Have a great Masonic day!
I’ve looked at them numerous times but it wasn’t until recently that I saw them in a different light. In discussing a leader’s legacy in leadership class I suddenly wondered; “what legacy did each of those leaders leave?” Was there some extraordinary event or program that a particular Master initiated that still remains or caused something to happen that dramatically altered the lodge in some way?
In my lodge it is easy to find those whose who can be connected to historic events in the history of the lodge. The first Master, the Master when the building was erected, the Masters who served the centennial and bi-centennial years and the Master who led when the lodge ownership was transferred to the grand lodge that ensured our financial well-being by eliminating the costs of building ownership.
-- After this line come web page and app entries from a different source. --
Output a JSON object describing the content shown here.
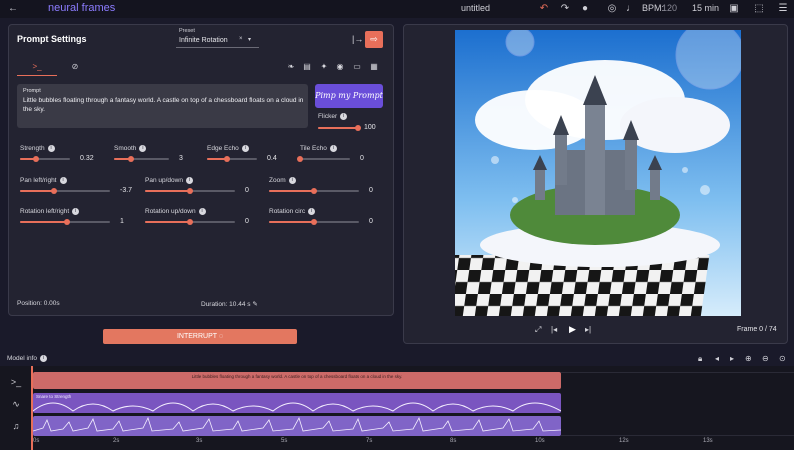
{
  "topbar": {
    "brand": "neural frames",
    "title": "untitled",
    "bpm_label": "BPM:",
    "bpm_value": "120",
    "duration": "15 min"
  },
  "settings": {
    "title": "Prompt Settings",
    "preset_label": "Preset",
    "preset_value": "Infinite Rotation",
    "prompt_label": "Prompt",
    "prompt_text": "Little bubbles floating through a fantasy world. A castle on top of a chessboard floats on a cloud in the sky.",
    "pimp_label": "Pimp my Prompt",
    "flicker_label": "Flicker",
    "flicker_value": "100",
    "flicker_level": 1.0,
    "position": "Position: 0.00s",
    "duration": "Duration: 10.44 s"
  },
  "sliders": [
    {
      "label": "Strength",
      "value": "0.32",
      "level": 0.32
    },
    {
      "label": "Smooth",
      "value": "3",
      "level": 0.3
    },
    {
      "label": "Edge Echo",
      "value": "0.4",
      "level": 0.4
    },
    {
      "label": "Tile Echo",
      "value": "0",
      "level": 0.0
    },
    {
      "label": "Pan left/right",
      "value": "-3.7",
      "level": 0.38
    },
    {
      "label": "Pan up/down",
      "value": "0",
      "level": 0.5
    },
    {
      "label": "Zoom",
      "value": "0",
      "level": 0.5
    },
    {
      "label": "Rotation left/right",
      "value": "1",
      "level": 0.52
    },
    {
      "label": "Rotation up/down",
      "value": "0",
      "level": 0.5
    },
    {
      "label": "Rotation circ",
      "value": "0",
      "level": 0.5
    }
  ],
  "interrupt_label": "INTERRUPT",
  "preview": {
    "frame": "Frame 0 / 74"
  },
  "model_info": "Model info",
  "timeline": {
    "prompt_clip": "Little bubbles floating through a fantasy world. A castle on top of a chessboard floats on a cloud in the sky.",
    "modulation_clip": "Snare to Strength",
    "ticks": [
      "0s",
      "2s",
      "3s",
      "5s",
      "7s",
      "8s",
      "10s",
      "12s",
      "13s"
    ]
  },
  "colors": {
    "accent": "#e86f5a",
    "purple": "#6a4ed9",
    "brand": "#8c7cff"
  }
}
But as I scanned the pictures and came to those Masters who served at the time of my becoming a Mason and on to the present time, my thoughts were not of historic events or programs but of my recollection of my relationship with them. When I look at their pictures my thoughts immediately go to the times we worked on lodge projects together, performed degree work together or just laughed together. I really can’t recall whether they were regarded as good leaders, I can only recall that I regarded them as good brothers and I truly enjoyed being around them.
So today I look at leadership legacy with an expanded perspective. These Masters I knew well left a lasting relationship legacy with me. For each of them I can recall a conversation, a funny story or how they practiced Masonry. This is the legacy the matters the most to me.
A big part of your leadership legacy will depend upon the relationships you build and nurture.
The statement by Dr. John Maxwell “people don’t care how much you know until they know how much you really care” is so true. My thoughts about the Past Masters of my lodge were not about their knowledge but about my good relationships with them and their caring attitude toward me and the other brothers.
So when some brother in the future looks at your picture on the wall what thoughts will go through his mind about you? Will his first thoughts tie you to some event like “Mike was Master when the ceiling fell down in the lodge room,” or will it be “Mike was a really great guy and a great Mason.”
What will be your legacy? Think about it.
Have a great Masonic day!